HSE chief breached guidelines in previous role
Watchdog questioned O'Brien's financial management abilities
THE new head of the Health Service Executive was criticised by the State spending watchdog and the Department of Health for breaching financial guidelines in a past role working for another health body.
Tony O'Brien, 49, was handpicked by the Health Minister James Reilly as director general of the health service last week at a time of serious financial pressures.
However, questions were raised over Mr O'Brien's own financial management skills after an investigation by the Comptroller & Auditor General (C&AG) three years ago.
Mr O'Brien was chief executive of the National Cancer Screening Service (NCSS) when the C&AG conducted an audit of its financial affairs in 2009.
Under his stewardship, the agency was faced with a litany of criticisms over financial issues for various breaches of financial procedure.
The C&AG found that the agency had drawn down capital funds from the Department of Health using invoices that were not due for payment. This was in breach of guidelines.
On the advice of solicitors, most of the capital funds drawn down were transferred to an escrow account until they were to be paid out, which was also in breach of funding arrangements. The funds in the escrow account did appear in the accounts of the NCSS, which had not been approved by either the Department or the agency's board.
The C&AG concluded that while all the funds were used for their intended purpose, it was "important that true and fair accounts be rendered in respect of all activities and that overall State cash resources be released only in line with the maturity of liabilities".
The Department of Health also raised serious concerns about the financial affairs at the NCSS under Mr O'Brien's stewardship.
The accounting officer told the C&AG that he "found it necessary during 2008 and 2009 to raise and pursue" with the NCSS a "number of serious issues in relation to its financial procedures".
These included "inappropriate" use of revenue funding for capital purposes, drawing down more funding than was needed from the Department, and excess of expenditure and inappropriate holding of cash balances. It also raised the failure to seek the minister's sanction before taking out a lease on a property, providing inaccurate reporting on financial matters to the Department.

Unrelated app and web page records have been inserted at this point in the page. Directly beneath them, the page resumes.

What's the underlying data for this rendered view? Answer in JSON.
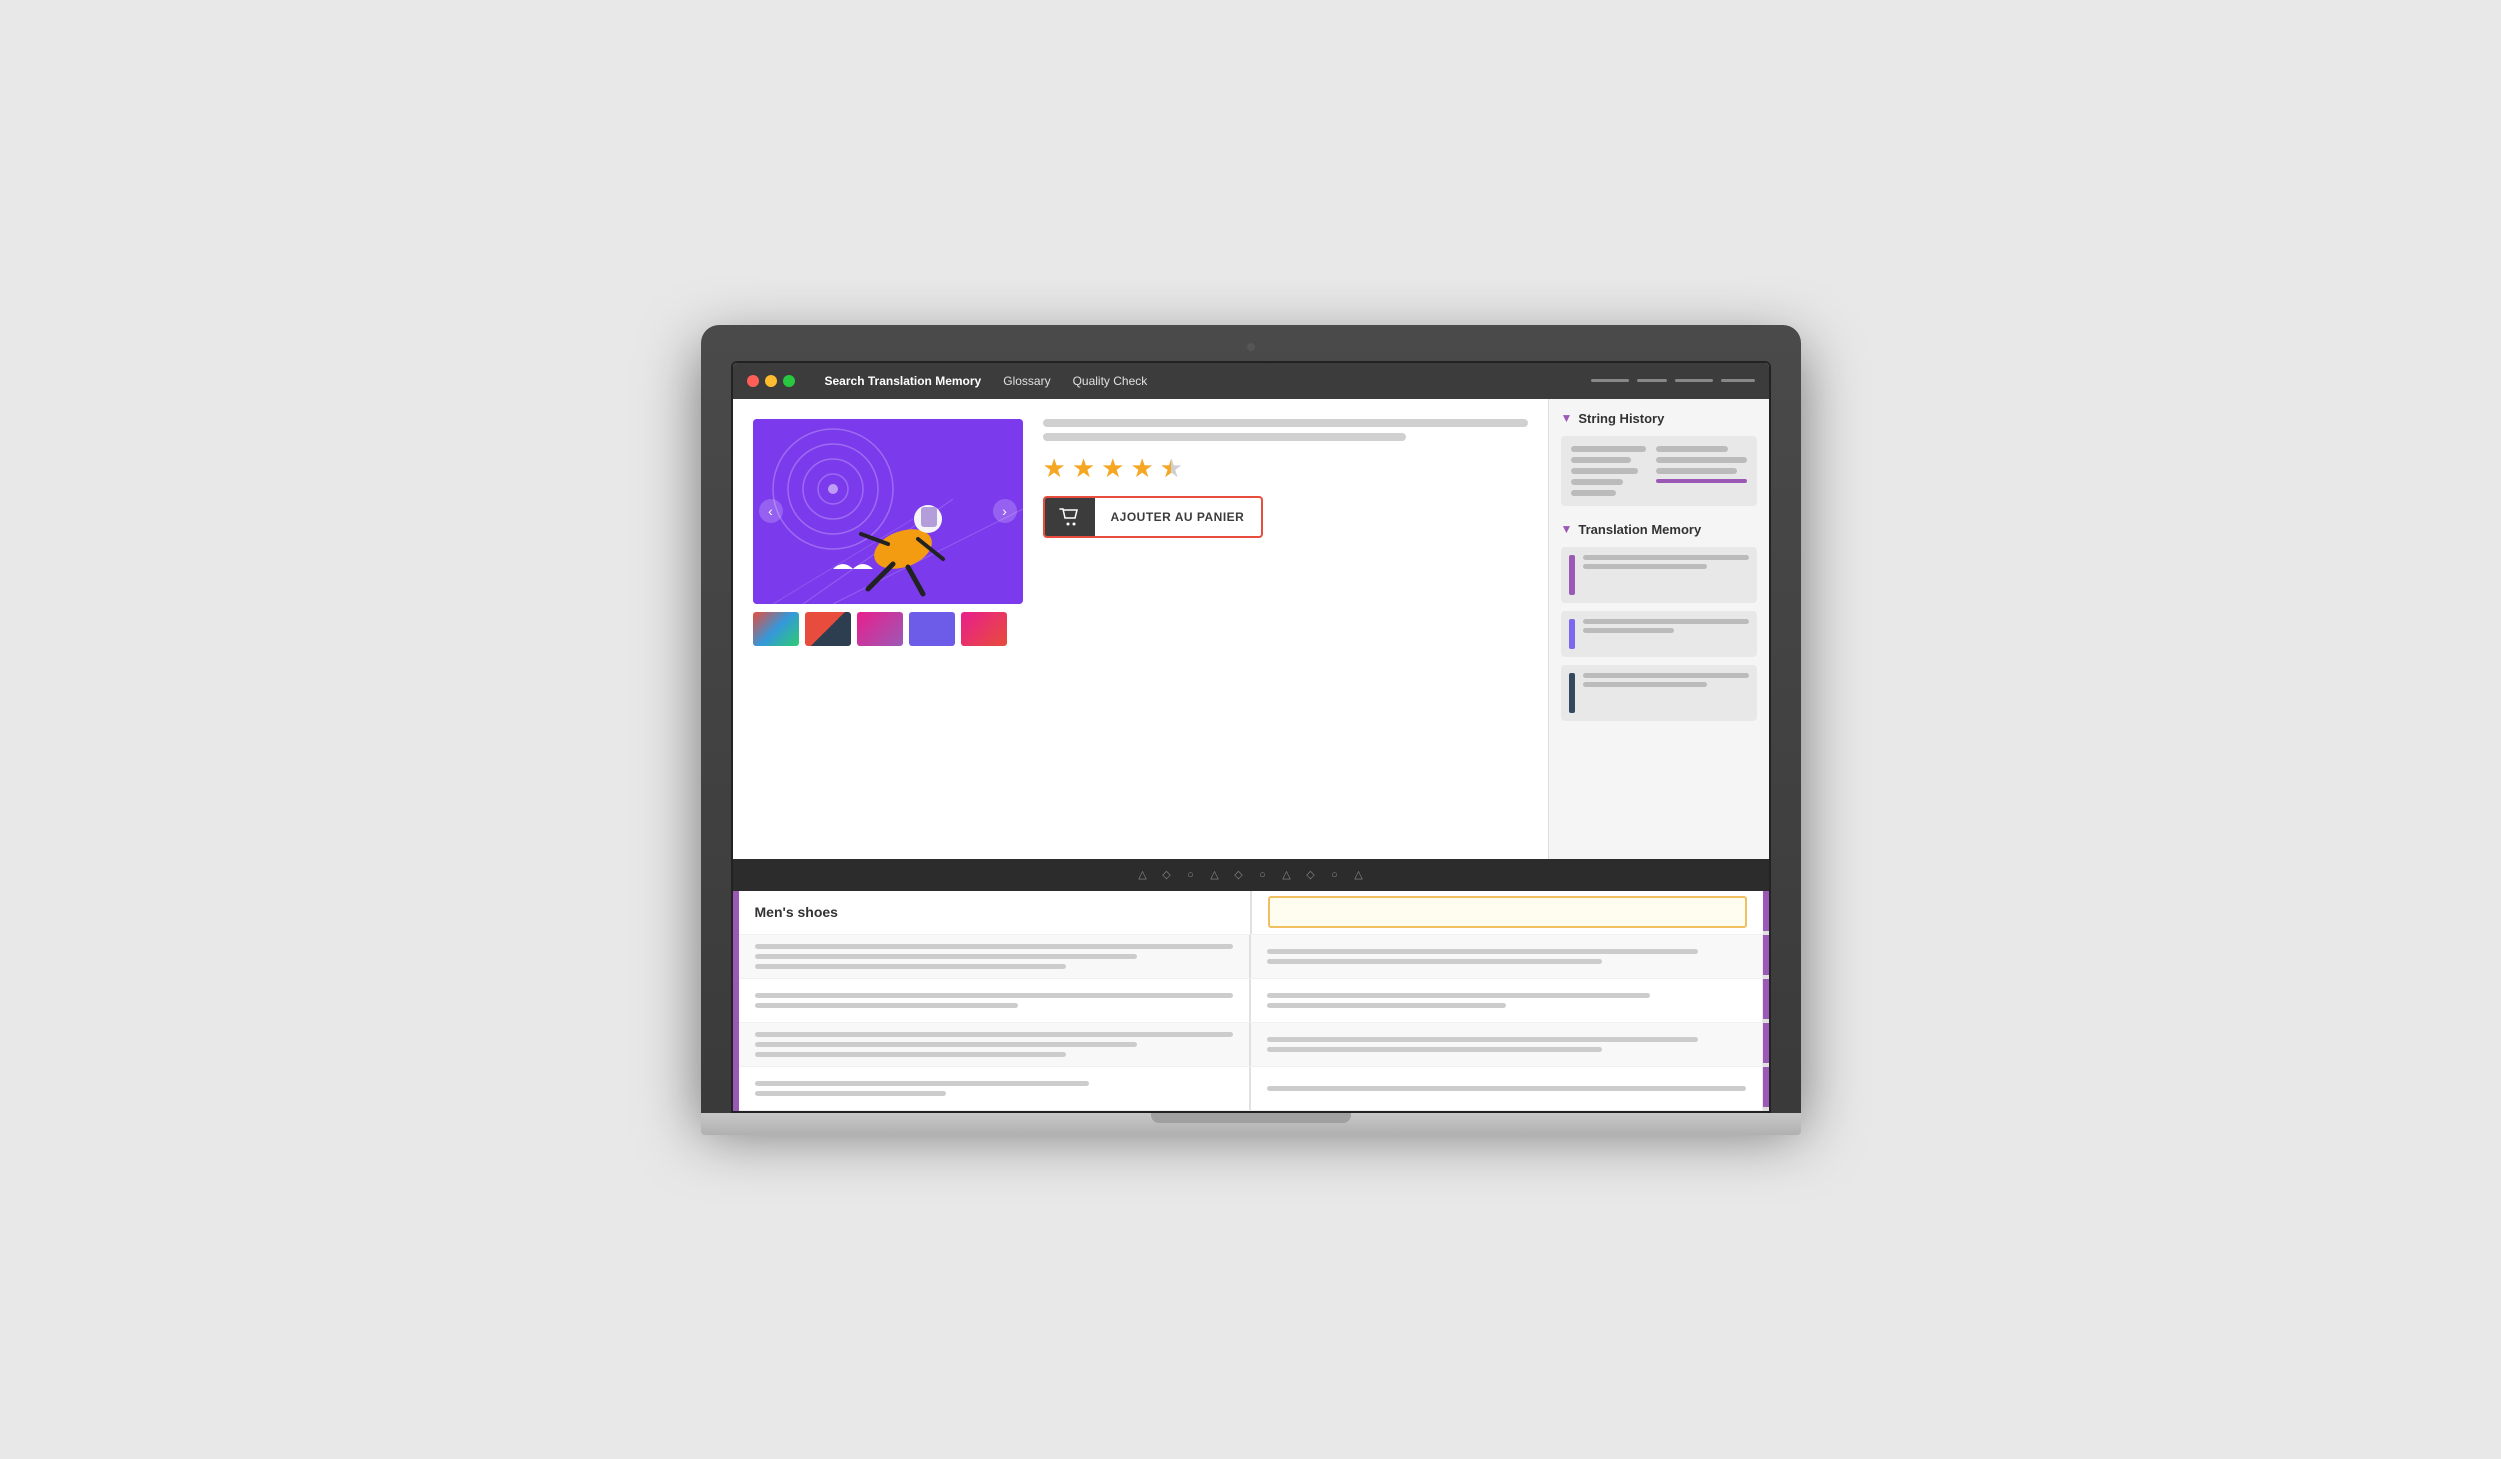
{
  "titleBar": {
    "trafficLights": [
      "red",
      "yellow",
      "green"
    ],
    "menuItems": [
      {
        "label": "Search Translation Memory",
        "active": true
      },
      {
        "label": "Glossary",
        "active": false
      },
      {
        "label": "Quality Check",
        "active": false
      }
    ]
  },
  "sidebar": {
    "stringHistory": {
      "title": "String History"
    },
    "translationMemory": {
      "title": "Translation Memory"
    }
  },
  "product": {
    "addToCartLabel": "AJOUTER AU PANIER",
    "stars": [
      true,
      true,
      true,
      true,
      false
    ]
  },
  "table": {
    "sourceHeader": "Men's shoes",
    "translationHeader": "",
    "rows": [
      {
        "source": "",
        "translation": ""
      },
      {
        "source": "",
        "translation": ""
      },
      {
        "source": "",
        "translation": ""
      },
      {
        "source": "",
        "translation": ""
      }
    ]
  },
  "toolbar": {
    "icons": [
      "△",
      "◇",
      "○",
      "△",
      "◇",
      "○",
      "△",
      "◇",
      "○",
      "△"
    ]
  }
}
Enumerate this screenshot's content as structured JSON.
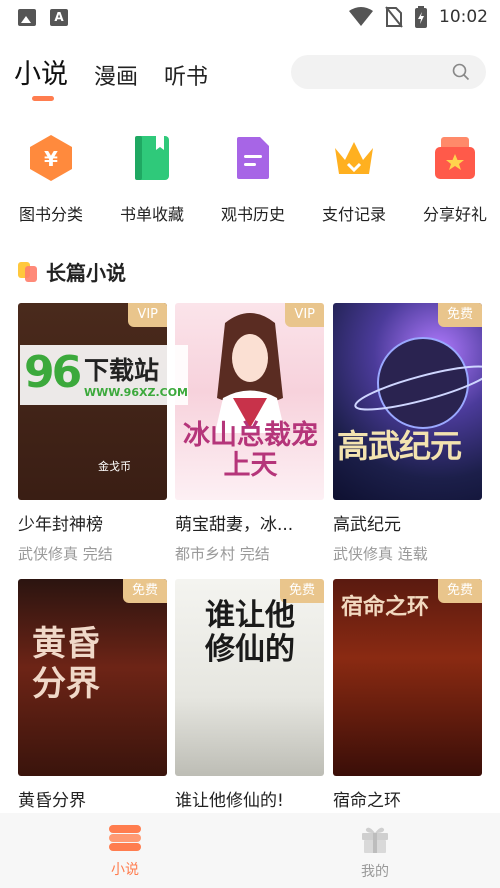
{
  "status_bar": {
    "time": "10:02"
  },
  "top_tabs": [
    {
      "label": "小说",
      "active": true
    },
    {
      "label": "漫画",
      "active": false
    },
    {
      "label": "听书",
      "active": false
    }
  ],
  "search": {
    "icon": "search-icon"
  },
  "categories": [
    {
      "label": "图书分类",
      "icon": "hexagon-yen-icon",
      "color": "#ff8a3d"
    },
    {
      "label": "书单收藏",
      "icon": "book-icon",
      "color": "#2fc97a"
    },
    {
      "label": "观书历史",
      "icon": "document-icon",
      "color": "#a765e6"
    },
    {
      "label": "支付记录",
      "icon": "crown-icon",
      "color": "#ffb020"
    },
    {
      "label": "分享好礼",
      "icon": "gift-star-icon",
      "color": "#ff5a4a"
    }
  ],
  "section": {
    "title": "长篇小说"
  },
  "books": [
    {
      "name": "少年封神榜",
      "meta": "武侠修真 完结",
      "badge": "VIP",
      "cover_text": "金戈币"
    },
    {
      "name": "萌宝甜妻，冰...",
      "meta": "都市乡村 完结",
      "badge": "VIP",
      "cover_text": "冰山总裁宠上天"
    },
    {
      "name": "高武纪元",
      "meta": "武侠修真 连载",
      "badge": "免费",
      "cover_text": "高武纪元"
    },
    {
      "name": "黄昏分界",
      "meta": "",
      "badge": "免费",
      "cover_text": "黄昏分界"
    },
    {
      "name": "谁让他修仙的!",
      "meta": "",
      "badge": "免费",
      "cover_text": "谁让他修仙的"
    },
    {
      "name": "宿命之环",
      "meta": "",
      "badge": "免费",
      "cover_text": "宿命之环"
    }
  ],
  "watermark": {
    "number": "96",
    "site": "下载站",
    "url": "WWW.96XZ.COM"
  },
  "bottom_nav": [
    {
      "label": "小说",
      "active": true,
      "color": "#ff7d4f"
    },
    {
      "label": "我的",
      "active": false,
      "color": "#999999"
    }
  ]
}
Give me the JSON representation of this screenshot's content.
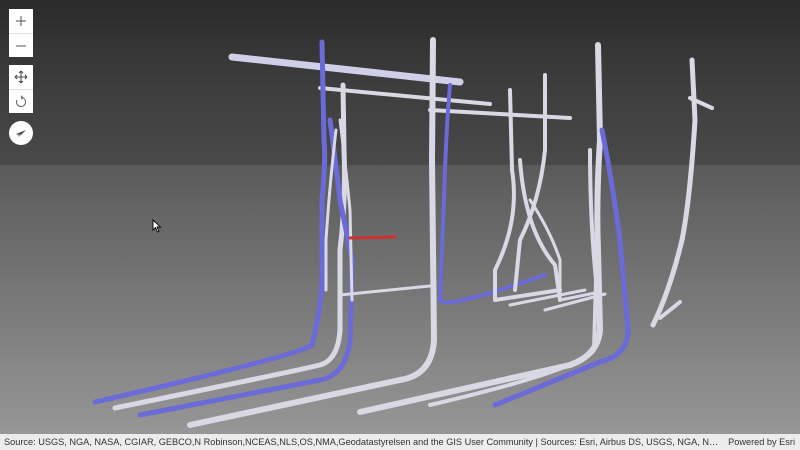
{
  "view": {
    "type": "3d-scene",
    "pipe_colors": {
      "white": "#d9d9e6",
      "blue": "#6a6ad8",
      "red": "#d03030"
    },
    "ground_color": "#8a8a8a",
    "sky_color": "#3a3a3a"
  },
  "controls": {
    "zoom_in": {
      "icon": "plus-icon"
    },
    "zoom_out": {
      "icon": "minus-icon"
    },
    "pan": {
      "icon": "pan-arrows-icon"
    },
    "rotate": {
      "icon": "rotate-icon"
    },
    "compass": {
      "icon": "compass-icon"
    }
  },
  "attribution": {
    "text": "Source: USGS, NGA, NASA, CGIAR, GEBCO,N Robinson,NCEAS,NLS,OS,NMA,Geodatastyrelsen and the GIS User Community | Sources: Esri, Airbus DS, USGS, NGA, NASA, CGIAR, N Robins…",
    "powered_by": "Powered by Esri"
  }
}
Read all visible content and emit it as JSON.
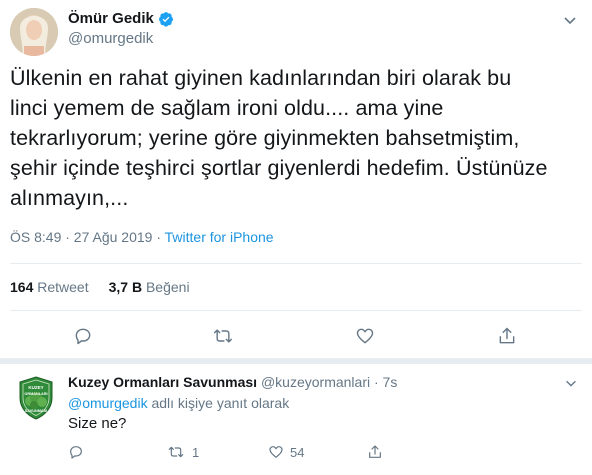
{
  "main_tweet": {
    "author_name": "Ömür Gedik",
    "author_handle": "@omurgedik",
    "text": "Ülkenin en rahat giyinen kadınlarından biri olarak bu\nlinci yemem de sağlam ironi oldu.... ama yine\ntekrarlıyorum; yerine göre giyinmekten bahsetmiştim,\nşehir içinde teşhirci şortlar giyenlerdi hedefim. Üstünüze\nalınmayın,...",
    "timestamp": "ÖS 8:49 · 27 Ağu 2019 · ",
    "source": "Twitter for iPhone",
    "retweet_count": "164",
    "retweet_label": "Retweet",
    "like_count": "3,7 B",
    "like_label": "Beğeni"
  },
  "reply": {
    "author_name": "Kuzey Ormanları Savunması",
    "author_handle": "@kuzeyormanlari",
    "time": "· 7s",
    "replying_mention": "@omurgedik",
    "replying_suffix": " adlı kişiye yanıt olarak",
    "text": "Size ne?",
    "retweet_count": "1",
    "like_count": "54",
    "avatar_text_top": "KUZEY",
    "avatar_text_mid": "ORMANLARI",
    "avatar_text_bot": "SAVUNMASI"
  },
  "colors": {
    "accent": "#1b95e0",
    "muted": "#657786",
    "verified": "#1da1f2",
    "badge_green": "#2f8a3a"
  },
  "icons": [
    "verified-badge-icon",
    "chevron-down-icon",
    "reply-icon",
    "retweet-icon",
    "like-icon",
    "share-icon"
  ]
}
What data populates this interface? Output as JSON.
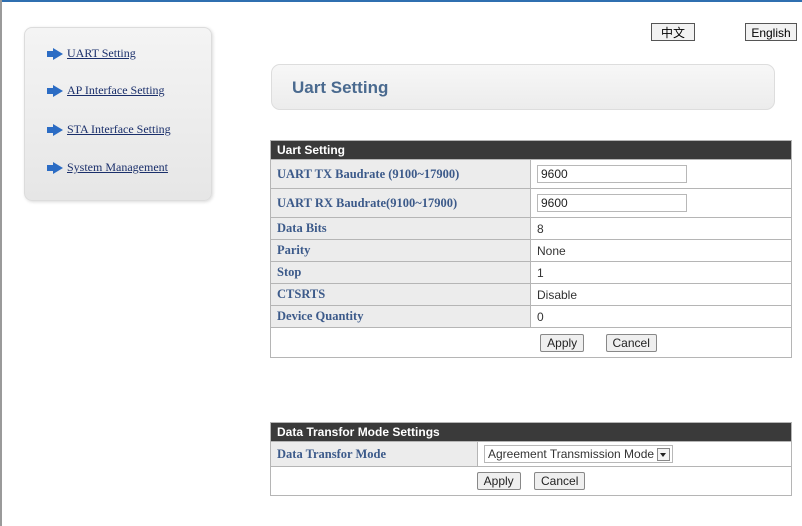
{
  "sidebar": {
    "items": [
      {
        "label": "UART Setting"
      },
      {
        "label": "AP Interface Setting"
      },
      {
        "label": "STA Interface Setting"
      },
      {
        "label": "System Management"
      }
    ]
  },
  "language": {
    "chinese": "中文",
    "english": "English"
  },
  "page_title": "Uart Setting",
  "uart_section": {
    "header": "Uart Setting",
    "tx_label": "UART TX Baudrate (9100~17900)",
    "tx_value": "9600",
    "rx_label": "UART RX Baudrate(9100~17900)",
    "rx_value": "9600",
    "rows": [
      {
        "label": "Data Bits",
        "value": "8"
      },
      {
        "label": "Parity",
        "value": "None"
      },
      {
        "label": "Stop",
        "value": "1"
      },
      {
        "label": "CTSRTS",
        "value": "Disable"
      },
      {
        "label": "Device Quantity",
        "value": "0"
      }
    ],
    "apply": "Apply",
    "cancel": "Cancel"
  },
  "mode_section": {
    "header": "Data Transfor Mode Settings",
    "mode_label": "Data Transfor Mode",
    "mode_value": "Agreement Transmission Mode",
    "apply": "Apply",
    "cancel": "Cancel"
  }
}
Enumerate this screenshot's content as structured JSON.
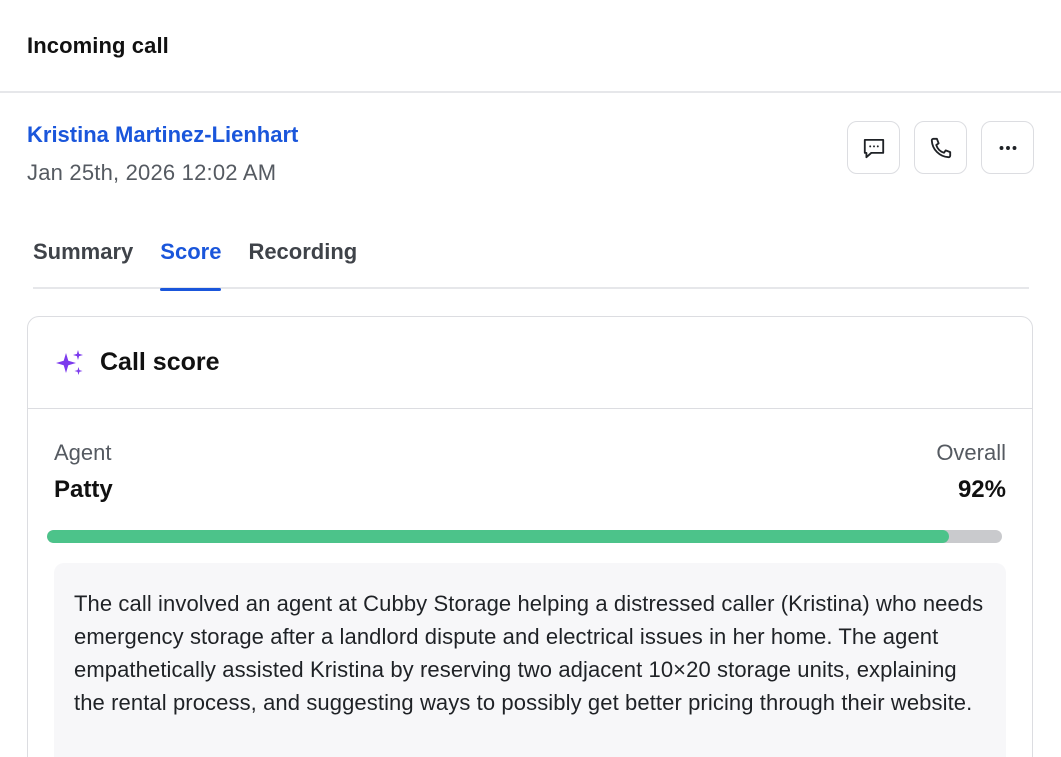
{
  "header": {
    "title": "Incoming call"
  },
  "contact": {
    "name": "Kristina Martinez-Lienhart",
    "datetime": "Jan 25th, 2026 12:02 AM"
  },
  "actions": [
    {
      "name": "message-button",
      "icon": "message-icon"
    },
    {
      "name": "call-button",
      "icon": "phone-icon"
    },
    {
      "name": "more-button",
      "icon": "more-horizontal-icon"
    }
  ],
  "tabs": [
    {
      "label": "Summary",
      "active": false
    },
    {
      "label": "Score",
      "active": true
    },
    {
      "label": "Recording",
      "active": false
    }
  ],
  "card": {
    "title": "Call score",
    "icon": "sparkles-icon",
    "agent_label": "Agent",
    "agent_name": "Patty",
    "overall_label": "Overall",
    "overall_value": "92%",
    "progress_fraction": 0.945,
    "summary": "The call involved an agent at Cubby Storage helping a distressed caller (Kristina) who needs emergency storage after a landlord dispute and electrical issues in her home. The agent empathetically assisted Kristina by reserving two adjacent 10×20 storage units, explaining the rental process, and suggesting ways to possibly get better pricing through their website."
  },
  "colors": {
    "accent": "#1a56db",
    "progress": "#4cc38a",
    "progress_track": "#c9cacd",
    "sparkle": "#7c3aed"
  }
}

A spokesman said that the minister was "aware" of the issues about Mr O'Brien but was "satisfied" with his "wide experience" and "strong track record".
"While the criticism is clear, the C&AG makes no suggestion that funds were used other than for their intended purpose. There is no suggestion of impropriety in the spending of the money, rather criticism of procedural shortcomings," he said.
He added that Mr O'Brien "took responsibility for his actions" which were "informed by legal advice".
He noted that former health minister Mary Harney went on to appoint Mr O'Brien to be chairman of the National Cancer Registry Board.
He said the Department's accounting officer -- who raised concerns with the C&AG -- later appointed Mr O'Brien to the management committee of the Department of Health.
He said Mr O'Brien's management of people and resources in his various roles in the Department had resulted in measurable progress to the benefit of patients.